Chuteside with Beef Producers

Beef producers attending Beef Quality Assurance (BQA) training are likely familiar with judicious use, but a veterinarian-to-producer conversation about treatment protocols is likely more direct than in classrooms, says Shawn Blood, DVM, beef strategic technical services team, Zoetis.

“When we are one-on-one chuteside, we likely just talk about using the right products in the right animal at the right time,” Blood says.

That’s the fundamental meaning behind the term “judicious use.” Yet, cattle producers are not in constant close contact with individual animals. Traditionally, pen riders will visually observe animals for clinical signs, which can lead to both human error and catching cattle at a later stage in the disease process. To address these concerns, cattle producers are increasingly looking at tools to help.

“We’ve gotten better at case definition and trying to identify the specific animal earlier in the disease process,” he says. “We always have to help the employees we work with becoming better at visually diagnosing the animal. Technologies, as well as other tools and resources, are there to help.”

The most constant disease threat for cattle producers is bovine respiratory disease (BRD), and early signs include lethargy and lack of appetite. If feedlot and backgrounder operations identify potentially sick animals earlier, there is a better chance for first treatment success.

“Especially in feedlots, our labor pool is shrinking, and we have to adopt technologies, training and use outside expertise that can be force multipliers for our pen riders,” Blood explains.

After a sick animal is identified, selecting the right drug to effectively treat the disease is the next challenge. Beef producers have long struggled with determining the underlying cause of BRD, which can arise from either bacterial or viral infections.

“The bovine has the smallest and most limited lung design of any domestic species,” Blood says. “Early intervention is most important because the animal doesn’t have much capacity in the lungs. If you let the disease process continue too long, it can cause too much damage. Then you want to select an antibiotic with the highest chance of first treatment success. That first choice can actually reduce the number of treatments in the animal.”

Finally, all cattle producers are tasked with validating treatment successes with good records, including the number of treatments administered, the product and the outcome. Again, technology has improved record-keeping and producers’ ability to review those records. It’s a critical component to observing withdrawal times and ensuring cattle producers retain the confidence of consumers.

Prevention is the Best Treatment

The best way to use antibiotics judiciously is to prevent the need for treatment in the first place by using timely vaccination protocols and implementing good animal handling techniques.

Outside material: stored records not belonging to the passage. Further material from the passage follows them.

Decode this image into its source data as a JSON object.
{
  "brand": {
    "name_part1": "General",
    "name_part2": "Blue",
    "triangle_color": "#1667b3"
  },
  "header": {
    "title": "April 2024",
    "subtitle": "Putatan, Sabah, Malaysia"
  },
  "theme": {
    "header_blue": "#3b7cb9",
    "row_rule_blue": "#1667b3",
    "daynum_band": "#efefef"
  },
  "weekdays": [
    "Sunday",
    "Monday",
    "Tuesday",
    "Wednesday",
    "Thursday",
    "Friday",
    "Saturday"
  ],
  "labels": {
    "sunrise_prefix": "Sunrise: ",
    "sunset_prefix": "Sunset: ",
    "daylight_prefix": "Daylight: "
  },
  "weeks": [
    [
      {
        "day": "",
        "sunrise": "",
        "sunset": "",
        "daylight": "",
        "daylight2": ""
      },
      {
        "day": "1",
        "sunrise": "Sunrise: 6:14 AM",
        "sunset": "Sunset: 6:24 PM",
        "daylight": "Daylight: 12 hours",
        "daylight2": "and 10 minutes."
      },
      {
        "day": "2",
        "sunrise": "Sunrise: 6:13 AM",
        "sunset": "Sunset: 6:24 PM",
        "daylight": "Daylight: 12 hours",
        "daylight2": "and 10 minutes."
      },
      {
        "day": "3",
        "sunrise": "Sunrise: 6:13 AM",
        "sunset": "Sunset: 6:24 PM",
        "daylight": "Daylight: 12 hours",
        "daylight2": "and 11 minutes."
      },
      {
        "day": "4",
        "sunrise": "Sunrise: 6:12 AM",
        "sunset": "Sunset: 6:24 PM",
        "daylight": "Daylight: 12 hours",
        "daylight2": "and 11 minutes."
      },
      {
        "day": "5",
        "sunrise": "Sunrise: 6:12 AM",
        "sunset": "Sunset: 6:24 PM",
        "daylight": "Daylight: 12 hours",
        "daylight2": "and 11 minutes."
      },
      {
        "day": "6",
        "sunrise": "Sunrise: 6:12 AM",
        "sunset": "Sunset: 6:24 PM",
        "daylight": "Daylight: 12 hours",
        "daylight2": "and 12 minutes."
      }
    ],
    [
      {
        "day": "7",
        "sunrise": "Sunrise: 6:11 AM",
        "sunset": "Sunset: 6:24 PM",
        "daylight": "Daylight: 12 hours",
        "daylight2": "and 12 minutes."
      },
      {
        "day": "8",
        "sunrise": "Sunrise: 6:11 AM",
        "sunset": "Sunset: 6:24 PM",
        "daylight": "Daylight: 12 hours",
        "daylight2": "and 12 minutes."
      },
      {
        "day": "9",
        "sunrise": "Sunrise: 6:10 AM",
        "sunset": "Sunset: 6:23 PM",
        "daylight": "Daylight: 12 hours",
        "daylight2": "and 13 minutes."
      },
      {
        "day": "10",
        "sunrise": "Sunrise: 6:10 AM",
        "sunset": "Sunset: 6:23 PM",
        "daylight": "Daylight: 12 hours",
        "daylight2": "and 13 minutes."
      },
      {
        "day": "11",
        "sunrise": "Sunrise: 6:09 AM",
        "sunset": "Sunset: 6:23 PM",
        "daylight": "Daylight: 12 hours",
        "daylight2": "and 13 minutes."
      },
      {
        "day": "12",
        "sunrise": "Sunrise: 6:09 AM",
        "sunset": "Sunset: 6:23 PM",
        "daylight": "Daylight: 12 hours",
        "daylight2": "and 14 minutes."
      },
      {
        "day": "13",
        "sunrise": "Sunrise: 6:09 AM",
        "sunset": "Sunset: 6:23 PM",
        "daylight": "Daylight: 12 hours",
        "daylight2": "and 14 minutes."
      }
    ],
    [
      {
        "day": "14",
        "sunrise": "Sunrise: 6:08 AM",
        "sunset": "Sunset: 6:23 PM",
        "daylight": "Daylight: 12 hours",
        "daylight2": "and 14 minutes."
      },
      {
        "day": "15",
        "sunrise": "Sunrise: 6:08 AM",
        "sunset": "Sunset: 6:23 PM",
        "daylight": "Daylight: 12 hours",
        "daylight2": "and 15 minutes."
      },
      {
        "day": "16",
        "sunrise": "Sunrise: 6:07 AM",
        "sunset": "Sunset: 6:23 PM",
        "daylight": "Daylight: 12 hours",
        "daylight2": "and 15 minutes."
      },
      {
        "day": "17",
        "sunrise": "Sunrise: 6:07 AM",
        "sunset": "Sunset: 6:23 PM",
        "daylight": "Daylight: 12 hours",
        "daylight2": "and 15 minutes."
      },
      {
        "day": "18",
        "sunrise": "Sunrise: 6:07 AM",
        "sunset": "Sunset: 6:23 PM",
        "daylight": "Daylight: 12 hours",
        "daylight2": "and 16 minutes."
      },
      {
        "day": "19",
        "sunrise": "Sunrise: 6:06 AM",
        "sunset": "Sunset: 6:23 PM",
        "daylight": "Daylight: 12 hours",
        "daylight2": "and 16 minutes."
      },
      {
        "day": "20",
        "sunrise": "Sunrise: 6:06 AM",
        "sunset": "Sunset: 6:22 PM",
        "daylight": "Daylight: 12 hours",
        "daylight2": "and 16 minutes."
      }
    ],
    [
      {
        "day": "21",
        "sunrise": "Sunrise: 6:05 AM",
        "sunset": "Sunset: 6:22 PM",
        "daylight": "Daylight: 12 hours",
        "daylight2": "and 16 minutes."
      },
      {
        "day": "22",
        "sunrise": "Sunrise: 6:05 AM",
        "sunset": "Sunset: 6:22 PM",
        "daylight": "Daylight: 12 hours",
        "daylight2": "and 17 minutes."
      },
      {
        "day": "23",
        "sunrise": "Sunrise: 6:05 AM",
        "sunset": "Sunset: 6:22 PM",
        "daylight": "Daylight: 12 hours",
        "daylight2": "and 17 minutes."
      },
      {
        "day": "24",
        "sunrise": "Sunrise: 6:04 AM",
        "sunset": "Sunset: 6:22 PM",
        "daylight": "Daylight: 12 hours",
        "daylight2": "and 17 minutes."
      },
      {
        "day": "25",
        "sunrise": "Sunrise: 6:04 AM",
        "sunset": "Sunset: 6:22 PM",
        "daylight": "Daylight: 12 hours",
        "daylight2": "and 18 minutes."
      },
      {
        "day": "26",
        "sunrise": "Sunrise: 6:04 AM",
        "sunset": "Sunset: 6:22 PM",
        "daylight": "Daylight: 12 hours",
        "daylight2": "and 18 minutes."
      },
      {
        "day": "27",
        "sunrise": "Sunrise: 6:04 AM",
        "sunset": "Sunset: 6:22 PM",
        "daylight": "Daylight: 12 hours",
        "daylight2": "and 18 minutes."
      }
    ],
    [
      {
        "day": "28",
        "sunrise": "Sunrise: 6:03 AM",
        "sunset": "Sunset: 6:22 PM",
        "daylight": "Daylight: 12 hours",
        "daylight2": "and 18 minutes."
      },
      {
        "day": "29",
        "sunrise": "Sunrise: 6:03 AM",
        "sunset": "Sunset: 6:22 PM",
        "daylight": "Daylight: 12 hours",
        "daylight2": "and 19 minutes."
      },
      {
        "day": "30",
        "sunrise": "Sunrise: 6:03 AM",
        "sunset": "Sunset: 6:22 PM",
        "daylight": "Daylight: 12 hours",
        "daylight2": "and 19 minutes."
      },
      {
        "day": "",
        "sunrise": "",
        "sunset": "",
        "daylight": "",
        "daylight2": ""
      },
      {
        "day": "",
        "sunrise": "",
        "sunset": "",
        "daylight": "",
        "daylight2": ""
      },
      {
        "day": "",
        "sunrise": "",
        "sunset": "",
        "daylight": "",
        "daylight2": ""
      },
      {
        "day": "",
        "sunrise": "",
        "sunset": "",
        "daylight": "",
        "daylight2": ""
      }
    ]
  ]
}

It’s a step the Fischer-Clark Dairy Farm wants more consumers to know about.

“I wish every consumer would know the time and effort and care we put into each animal,” Fischer explains. “I’d want them to know we are diligent and careful and honest with our antibiotic use. The last thing we want is for a sick cow to get treated and taken out of the milking line, but we know she needs extra care and attention. We’re always going the extra mile to make sure she’s well cared for and has the attention she needs.”

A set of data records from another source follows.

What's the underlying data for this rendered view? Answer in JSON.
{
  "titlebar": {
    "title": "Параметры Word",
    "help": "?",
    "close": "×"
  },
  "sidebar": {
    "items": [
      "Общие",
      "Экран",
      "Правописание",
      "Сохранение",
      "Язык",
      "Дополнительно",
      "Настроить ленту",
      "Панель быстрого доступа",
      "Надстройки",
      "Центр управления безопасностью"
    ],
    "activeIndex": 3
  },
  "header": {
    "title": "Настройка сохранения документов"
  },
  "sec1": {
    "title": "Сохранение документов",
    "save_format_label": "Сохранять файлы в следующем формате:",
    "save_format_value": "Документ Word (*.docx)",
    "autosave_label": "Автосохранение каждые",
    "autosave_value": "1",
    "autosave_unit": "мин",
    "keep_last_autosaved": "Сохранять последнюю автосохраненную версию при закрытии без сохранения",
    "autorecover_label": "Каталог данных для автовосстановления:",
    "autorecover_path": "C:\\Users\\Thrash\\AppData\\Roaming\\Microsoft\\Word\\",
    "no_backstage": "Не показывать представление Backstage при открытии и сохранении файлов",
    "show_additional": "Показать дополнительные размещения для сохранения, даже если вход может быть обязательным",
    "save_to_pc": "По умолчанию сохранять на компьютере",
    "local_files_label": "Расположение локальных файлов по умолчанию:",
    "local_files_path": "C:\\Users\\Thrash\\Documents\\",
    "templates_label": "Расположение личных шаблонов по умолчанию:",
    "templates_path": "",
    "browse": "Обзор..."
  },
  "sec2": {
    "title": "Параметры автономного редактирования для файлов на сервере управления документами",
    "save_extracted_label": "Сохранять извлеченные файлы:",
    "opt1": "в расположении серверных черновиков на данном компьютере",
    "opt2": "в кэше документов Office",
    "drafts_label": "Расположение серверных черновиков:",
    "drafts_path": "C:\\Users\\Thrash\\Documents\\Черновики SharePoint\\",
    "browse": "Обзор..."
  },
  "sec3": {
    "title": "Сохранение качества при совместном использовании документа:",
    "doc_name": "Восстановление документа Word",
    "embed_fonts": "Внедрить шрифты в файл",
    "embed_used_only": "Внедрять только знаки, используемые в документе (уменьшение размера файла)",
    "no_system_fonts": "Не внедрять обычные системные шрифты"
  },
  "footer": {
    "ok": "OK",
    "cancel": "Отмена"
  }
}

Key points

  • Antibiotic use in cattle herds is driven by two things: to care for the health of the animals and to ensure the safety and quality of the food being produced.
  • Historically, safety and quality of the product was defined by the absence of antibiotic residues from the product (milk and meat).
  • In the past decade, the public (and regulators) are increasingly concerned about the development of bacterial resistance to antibiotics.
  • The principles of judicious use of antibiotics are encompassed in the following: Use an antibiotic only when indicated; choose a cost-effective agent that provides appropriate antimicrobial coverage for the diagnosis; and prescribe the optimal dose and duration for the antimicrobial, which maximizes clinical therapeutic effect while minimizing both drug-related toxicity and the development of antimicrobial resistance.

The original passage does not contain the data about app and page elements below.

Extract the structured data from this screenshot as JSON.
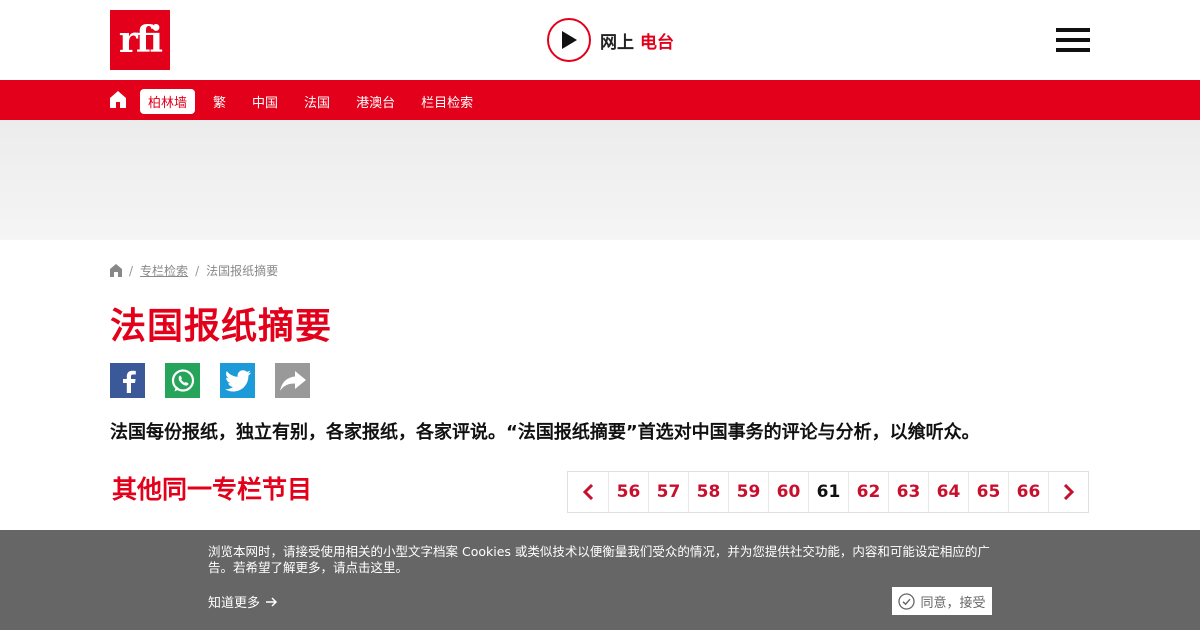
{
  "brand": {
    "logo_text": "rfi",
    "color": "#e2001a"
  },
  "header": {
    "radio_label_part1": "网上",
    "radio_label_part2": "电台"
  },
  "nav": {
    "items": [
      {
        "label": "柏林墙",
        "active": true
      },
      {
        "label": "繁"
      },
      {
        "label": "中国"
      },
      {
        "label": "法国"
      },
      {
        "label": "港澳台"
      },
      {
        "label": "栏目检索"
      }
    ]
  },
  "breadcrumb": {
    "link": "专栏检索",
    "current": "法国报纸摘要"
  },
  "page": {
    "title": "法国报纸摘要",
    "description": "法国每份报纸，独立有别，各家报纸，各家评说。“法国报纸摘要”首选对中国事务的评论与分析，以飨听众。",
    "other_title": "其他同一专栏节目"
  },
  "share": [
    "facebook-icon",
    "whatsapp-icon",
    "twitter-icon",
    "share-icon"
  ],
  "pagination": {
    "pages": [
      "56",
      "57",
      "58",
      "59",
      "60",
      "61",
      "62",
      "63",
      "64",
      "65",
      "66"
    ],
    "current": "61"
  },
  "cookie": {
    "text": "浏览本网时，请接受使用相关的小型文字档案 Cookies 或类似技术以便衡量我们受众的情况，并为您提供社交功能，内容和可能设定相应的广告。若希望了解更多，请点击这里。",
    "more_label": "知道更多",
    "accept_label": "同意，接受"
  }
}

Information courtesy of Washington State University Veterinary Medicine Extension.

Photo credit: istockphoto.com/mustafagull